(Supplied records)
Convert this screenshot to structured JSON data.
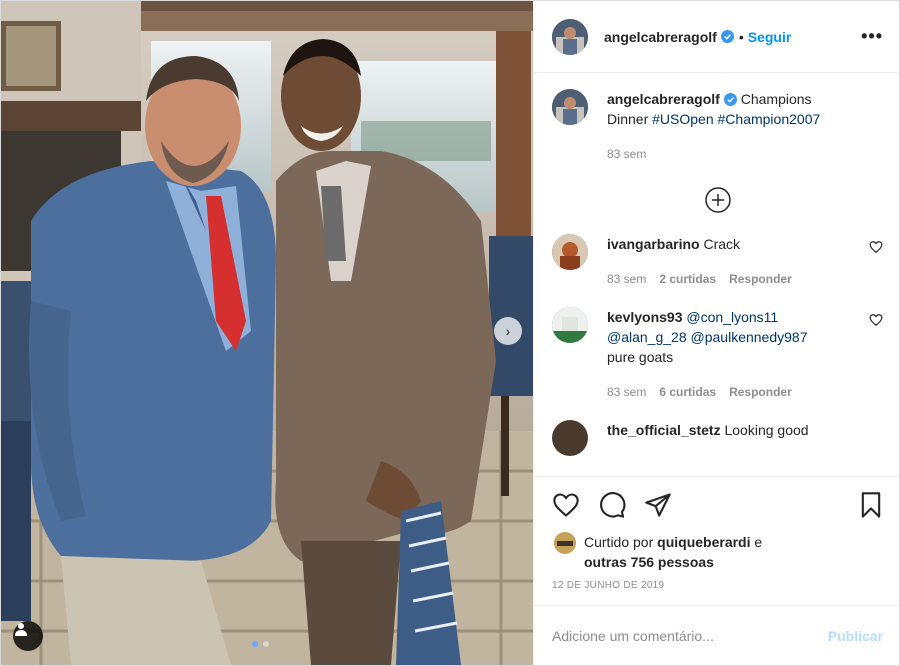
{
  "post": {
    "username": "angelcabreragolf",
    "follow_label": "Seguir",
    "more_label": "•••",
    "caption": {
      "text_plain": "Champions",
      "text_line2": "Dinner",
      "hashtags": [
        "#USOpen",
        "#Champion2007"
      ],
      "time": "83 sem"
    }
  },
  "comments": [
    {
      "username": "ivangarbarino",
      "text": "Crack",
      "time": "83 sem",
      "likes": "2 curtidas",
      "reply": "Responder"
    },
    {
      "username": "kevlyons93",
      "mentions": [
        "@con_lyons11",
        "@alan_g_28",
        "@paulkennedy987"
      ],
      "text": "pure goats",
      "time": "83 sem",
      "likes": "6 curtidas",
      "reply": "Responder"
    },
    {
      "username": "the_official_stetz",
      "text": "Looking good"
    }
  ],
  "engagement": {
    "liked_prefix": "Curtido por",
    "liked_user": "quiqueberardi",
    "liked_mid": "e",
    "liked_others": "outras 756 pessoas",
    "date": "12 DE JUNHO DE 2019"
  },
  "composer": {
    "placeholder": "Adicione um comentário...",
    "publish_label": "Publicar"
  },
  "photo": {
    "nav_glyph": "›",
    "carousel_total": 2,
    "carousel_active": 1
  },
  "colors": {
    "accent": "#0095f6",
    "verified": "#3897f0",
    "publish_disabled": "#b2dffc",
    "meta_gray": "#8e8e8e",
    "link": "#00376b"
  },
  "icons": [
    "heart-icon",
    "comment-icon",
    "share-icon",
    "bookmark-icon",
    "plus-circle-icon",
    "verified-badge-icon",
    "user-tag-icon",
    "chevron-right-icon"
  ]
}
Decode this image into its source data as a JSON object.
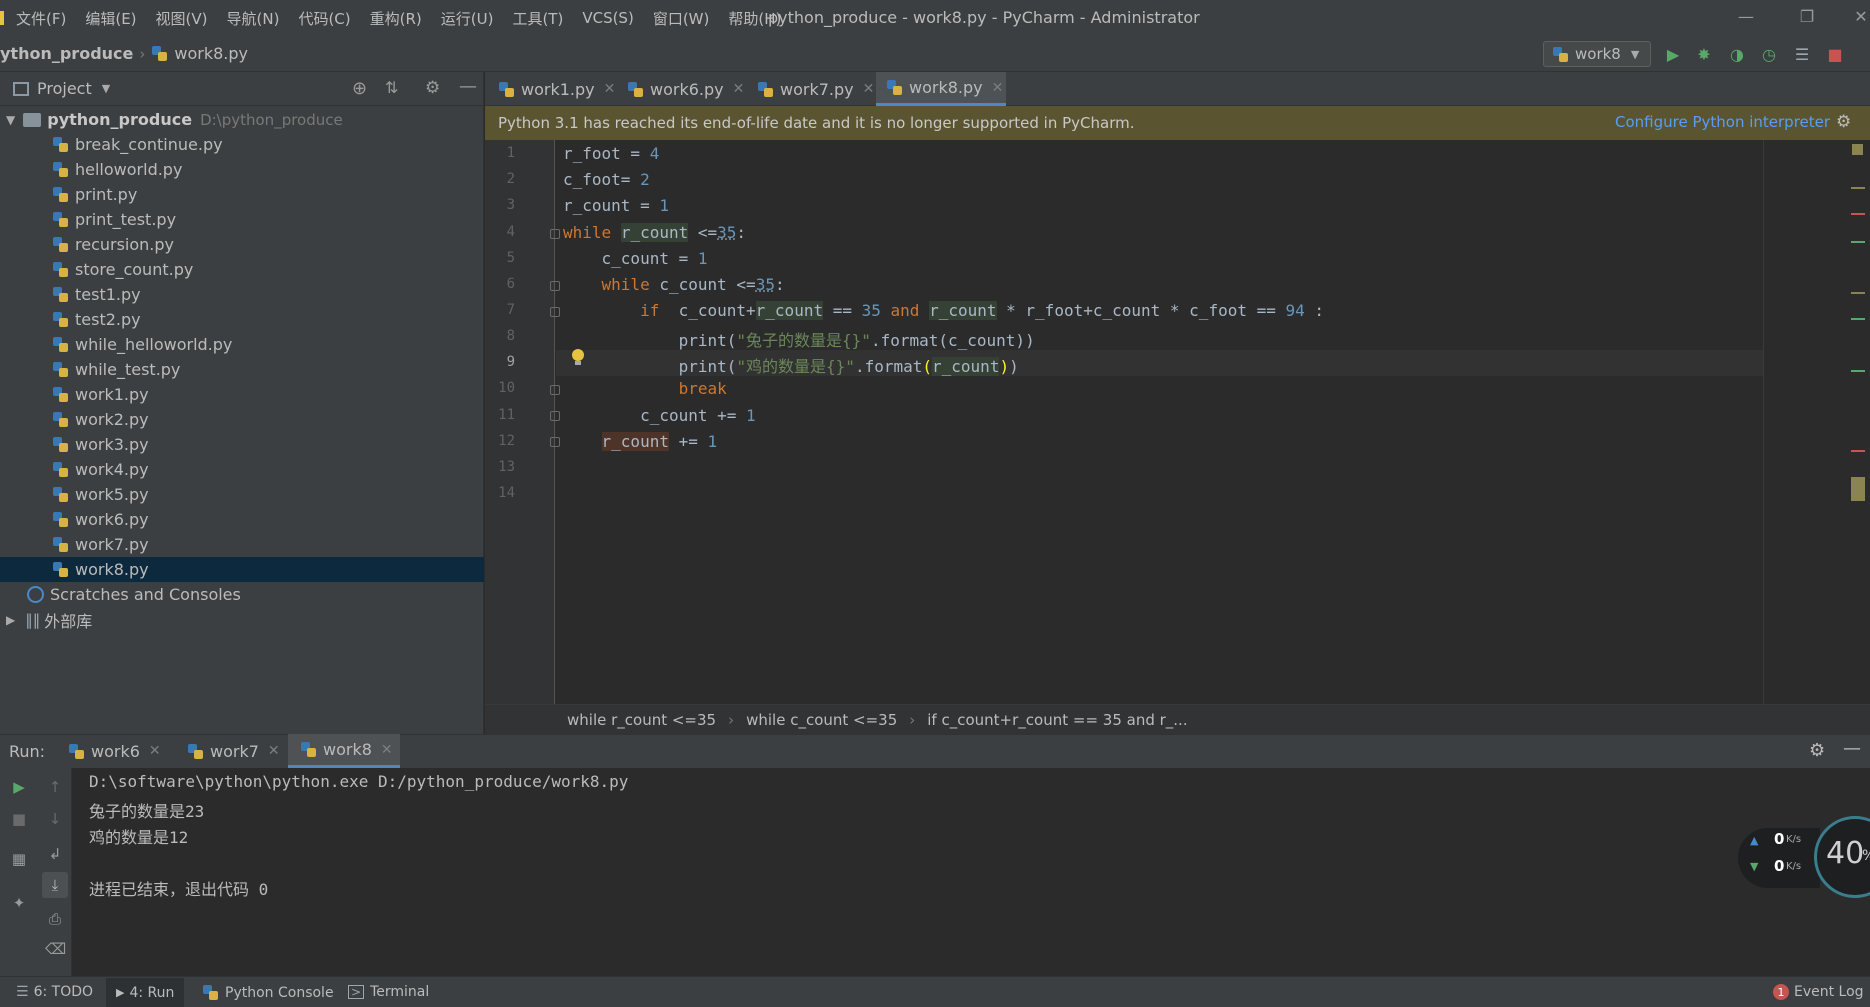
{
  "menu": [
    "文件(F)",
    "编辑(E)",
    "视图(V)",
    "导航(N)",
    "代码(C)",
    "重构(R)",
    "运行(U)",
    "工具(T)",
    "VCS(S)",
    "窗口(W)",
    "帮助(H)"
  ],
  "window_title": "python_produce - work8.py - PyCharm - Administrator",
  "nav": {
    "project": "ython_produce",
    "file": "work8.py"
  },
  "run_config": "work8",
  "project_panel": {
    "title": "Project",
    "root_name": "python_produce",
    "root_path": "D:\\python_produce",
    "files": [
      "break_continue.py",
      "helloworld.py",
      "print.py",
      "print_test.py",
      "recursion.py",
      "store_count.py",
      "test1.py",
      "test2.py",
      "while_helloworld.py",
      "while_test.py",
      "work1.py",
      "work2.py",
      "work3.py",
      "work4.py",
      "work5.py",
      "work6.py",
      "work7.py",
      "work8.py"
    ],
    "selected": "work8.py",
    "scratches": "Scratches and Consoles",
    "external": "外部库"
  },
  "editor_tabs": [
    {
      "label": "work1.py",
      "active": false
    },
    {
      "label": "work6.py",
      "active": false
    },
    {
      "label": "work7.py",
      "active": false
    },
    {
      "label": "work8.py",
      "active": true
    }
  ],
  "banner": {
    "text": "Python 3.1 has reached its end-of-life date and it is no longer supported in PyCharm.",
    "link": "Configure Python interpreter"
  },
  "line_numbers": [
    "1",
    "2",
    "3",
    "4",
    "5",
    "6",
    "7",
    "8",
    "9",
    "10",
    "11",
    "12",
    "13",
    "14"
  ],
  "code": {
    "l1": {
      "v": "r_foot",
      "op": " = ",
      "n": "4"
    },
    "l2": {
      "v": "c_foot",
      "op": "= ",
      "n": "2"
    },
    "l3": {
      "v": "r_count",
      "op": " = ",
      "n": "1"
    },
    "l4": {
      "kw": "while",
      "v": "r_count",
      "op": " <=",
      "n": "35",
      "end": ":"
    },
    "l5": {
      "v": "c_count",
      "op": " = ",
      "n": "1"
    },
    "l6": {
      "kw": "while",
      "v": "c_count",
      "op": " <=",
      "n": "35",
      "end": ":"
    },
    "l7": {
      "kw": "if",
      "a": "  c_count+",
      "b": "r_count",
      "c": " == ",
      "n1": "35",
      "kw2": "and",
      "d": "r_count",
      "e": " * r_foot+c_count * c_foot == ",
      "n2": "94",
      "end": " :"
    },
    "l8": {
      "fn": "print(",
      "s": "\"兔子的数量是{}\"",
      "rest": ".format(c_count))"
    },
    "l9": {
      "fn": "print(",
      "s": "\"鸡的数量是{}\"",
      "rest1": ".format",
      "p": "(",
      "v": "r_count",
      "p2": ")",
      "rest2": ")"
    },
    "l10": {
      "kw": "break"
    },
    "l11": {
      "v": "c_count",
      "op": " += ",
      "n": "1"
    },
    "l12": {
      "v": "r_count",
      "op": " += ",
      "n": "1"
    }
  },
  "editor_breadcrumb": [
    "while r_count <=35",
    "while c_count <=35",
    "if c_count+r_count == 35 and r_..."
  ],
  "run": {
    "label": "Run:",
    "tabs": [
      {
        "label": "work6",
        "active": false
      },
      {
        "label": "work7",
        "active": false
      },
      {
        "label": "work8",
        "active": true
      }
    ],
    "output": [
      "D:\\software\\python\\python.exe D:/python_produce/work8.py",
      "兔子的数量是23",
      "鸡的数量是12",
      "",
      "进程已结束，退出代码 0"
    ]
  },
  "net_widget": {
    "up": "0",
    "down": "0",
    "unit": "K/s",
    "percent": "40",
    "percent_suffix": "%"
  },
  "status_bar": {
    "todo": "6: TODO",
    "run": "4: Run",
    "console": "Python Console",
    "terminal": "Terminal",
    "event_count": "1",
    "event_log": "Event Log"
  }
}
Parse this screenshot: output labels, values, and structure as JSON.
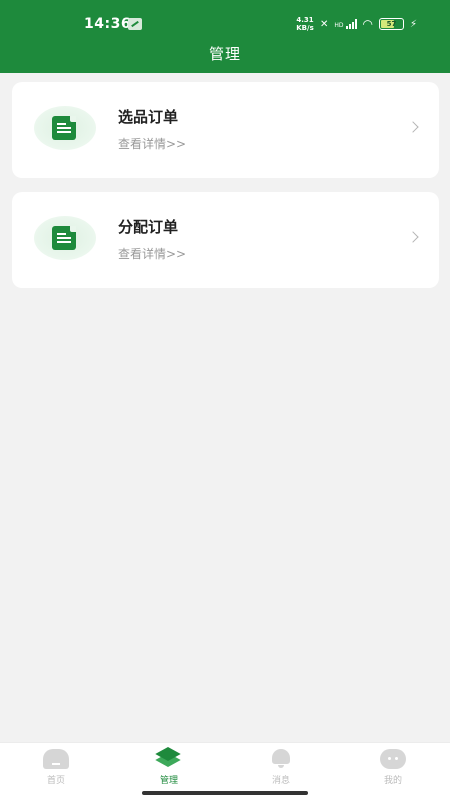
{
  "status_bar": {
    "time": "14:36",
    "net_speed_value": "4.31",
    "net_speed_unit": "KB/s",
    "signal_label": "HD",
    "battery": "57"
  },
  "header": {
    "title": "管理"
  },
  "cards": [
    {
      "title": "选品订单",
      "subtitle": "查看详情>>",
      "icon": "document-icon"
    },
    {
      "title": "分配订单",
      "subtitle": "查看详情>>",
      "icon": "document-icon"
    }
  ],
  "tabbar": {
    "active": "管理",
    "items": [
      {
        "label": "首页",
        "icon": "home-icon"
      },
      {
        "label": "管理",
        "icon": "layers-icon"
      },
      {
        "label": "消息",
        "icon": "bell-icon"
      },
      {
        "label": "我的",
        "icon": "face-icon"
      }
    ]
  },
  "colors": {
    "brand": "#1e8a3c",
    "background": "#f2f2f2",
    "inactive": "#bbbbbb"
  }
}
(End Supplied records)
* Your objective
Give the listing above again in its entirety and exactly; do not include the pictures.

* Expected answer
Convert this screenshot to structured JSON data.
{
  "post": {
    "username": "angelcabreragolf",
    "follow_label": "Seguir",
    "more_label": "•••",
    "caption": {
      "text_plain": "Champions",
      "text_line2": "Dinner",
      "hashtags": [
        "#USOpen",
        "#Champion2007"
      ],
      "time": "83 sem"
    }
  },
  "comments": [
    {
      "username": "ivangarbarino",
      "text": "Crack",
      "time": "83 sem",
      "likes": "2 curtidas",
      "reply": "Responder"
    },
    {
      "username": "kevlyons93",
      "mentions": [
        "@con_lyons11",
        "@alan_g_28",
        "@paulkennedy987"
      ],
      "text": "pure goats",
      "time": "83 sem",
      "likes": "6 curtidas",
      "reply": "Responder"
    },
    {
      "username": "the_official_stetz",
      "text": "Looking good"
    }
  ],
  "engagement": {
    "liked_prefix": "Curtido por",
    "liked_user": "quiqueberardi",
    "liked_mid": "e",
    "liked_others": "outras 756 pessoas",
    "date": "12 DE JUNHO DE 2019"
  },
  "composer": {
    "placeholder": "Adicione um comentário...",
    "publish_label": "Publicar"
  },
  "photo": {
    "nav_glyph": "›",
    "carousel_total": 2,
    "carousel_active": 1
  },
  "colors": {
    "accent": "#0095f6",
    "verified": "#3897f0",
    "publish_disabled": "#b2dffc",
    "meta_gray": "#8e8e8e",
    "link": "#00376b"
  },
  "icons": [
    "heart-icon",
    "comment-icon",
    "share-icon",
    "bookmark-icon",
    "plus-circle-icon",
    "verified-badge-icon",
    "user-tag-icon",
    "chevron-right-icon"
  ]
}
Decode this image into its source data as a JSON object.
{
  "menu": [
    "文件(F)",
    "编辑(E)",
    "视图(V)",
    "导航(N)",
    "代码(C)",
    "重构(R)",
    "运行(U)",
    "工具(T)",
    "VCS(S)",
    "窗口(W)",
    "帮助(H)"
  ],
  "window_title": "python_produce - work8.py - PyCharm - Administrator",
  "nav": {
    "project": "ython_produce",
    "file": "work8.py"
  },
  "run_config": "work8",
  "project_panel": {
    "title": "Project",
    "root_name": "python_produce",
    "root_path": "D:\\python_produce",
    "files": [
      "break_continue.py",
      "helloworld.py",
      "print.py",
      "print_test.py",
      "recursion.py",
      "store_count.py",
      "test1.py",
      "test2.py",
      "while_helloworld.py",
      "while_test.py",
      "work1.py",
      "work2.py",
      "work3.py",
      "work4.py",
      "work5.py",
      "work6.py",
      "work7.py",
      "work8.py"
    ],
    "selected": "work8.py",
    "scratches": "Scratches and Consoles",
    "external": "外部库"
  },
  "editor_tabs": [
    {
      "label": "work1.py",
      "active": false
    },
    {
      "label": "work6.py",
      "active": false
    },
    {
      "label": "work7.py",
      "active": false
    },
    {
      "label": "work8.py",
      "active": true
    }
  ],
  "banner": {
    "text": "Python 3.1 has reached its end-of-life date and it is no longer supported in PyCharm.",
    "link": "Configure Python interpreter"
  },
  "line_numbers": [
    "1",
    "2",
    "3",
    "4",
    "5",
    "6",
    "7",
    "8",
    "9",
    "10",
    "11",
    "12",
    "13",
    "14"
  ],
  "code": {
    "l1": {
      "v": "r_foot",
      "op": " = ",
      "n": "4"
    },
    "l2": {
      "v": "c_foot",
      "op": "= ",
      "n": "2"
    },
    "l3": {
      "v": "r_count",
      "op": " = ",
      "n": "1"
    },
    "l4": {
      "kw": "while",
      "v": "r_count",
      "op": " <=",
      "n": "35",
      "end": ":"
    },
    "l5": {
      "v": "c_count",
      "op": " = ",
      "n": "1"
    },
    "l6": {
      "kw": "while",
      "v": "c_count",
      "op": " <=",
      "n": "35",
      "end": ":"
    },
    "l7": {
      "kw": "if",
      "a": "  c_count+",
      "b": "r_count",
      "c": " == ",
      "n1": "35",
      "kw2": "and",
      "d": "r_count",
      "e": " * r_foot+c_count * c_foot == ",
      "n2": "94",
      "end": " :"
    },
    "l8": {
      "fn": "print(",
      "s": "\"兔子的数量是{}\"",
      "rest": ".format(c_count))"
    },
    "l9": {
      "fn": "print(",
      "s": "\"鸡的数量是{}\"",
      "rest1": ".format",
      "p": "(",
      "v": "r_count",
      "p2": ")",
      "rest2": ")"
    },
    "l10": {
      "kw": "break"
    },
    "l11": {
      "v": "c_count",
      "op": " += ",
      "n": "1"
    },
    "l12": {
      "v": "r_count",
      "op": " += ",
      "n": "1"
    }
  },
  "editor_breadcrumb": [
    "while r_count <=35",
    "while c_count <=35",
    "if c_count+r_count == 35 and r_..."
  ],
  "run": {
    "label": "Run:",
    "tabs": [
      {
        "label": "work6",
        "active": false
      },
      {
        "label": "work7",
        "active": false
      },
      {
        "label": "work8",
        "active": true
      }
    ],
    "output": [
      "D:\\software\\python\\python.exe D:/python_produce/work8.py",
      "兔子的数量是23",
      "鸡的数量是12",
      "",
      "进程已结束，退出代码 0"
    ]
  },
  "net_widget": {
    "up": "0",
    "down": "0",
    "unit": "K/s",
    "percent": "40",
    "percent_suffix": "%"
  },
  "status_bar": {
    "todo": "6: TODO",
    "run": "4: Run",
    "console": "Python Console",
    "terminal": "Terminal",
    "event_count": "1",
    "event_log": "Event Log"
  }
}
Parse this screenshot: output labels, values, and structure as JSON.
{
  "status_bar": {
    "time": "14:36",
    "net_speed_value": "4.31",
    "net_speed_unit": "KB/s",
    "signal_label": "HD",
    "battery": "57"
  },
  "header": {
    "title": "管理"
  },
  "cards": [
    {
      "title": "选品订单",
      "subtitle": "查看详情>>",
      "icon": "document-icon"
    },
    {
      "title": "分配订单",
      "subtitle": "查看详情>>",
      "icon": "document-icon"
    }
  ],
  "tabbar": {
    "active": "管理",
    "items": [
      {
        "label": "首页",
        "icon": "home-icon"
      },
      {
        "label": "管理",
        "icon": "layers-icon"
      },
      {
        "label": "消息",
        "icon": "bell-icon"
      },
      {
        "label": "我的",
        "icon": "face-icon"
      }
    ]
  },
  "colors": {
    "brand": "#1e8a3c",
    "background": "#f2f2f2",
    "inactive": "#bbbbbb"
  }
}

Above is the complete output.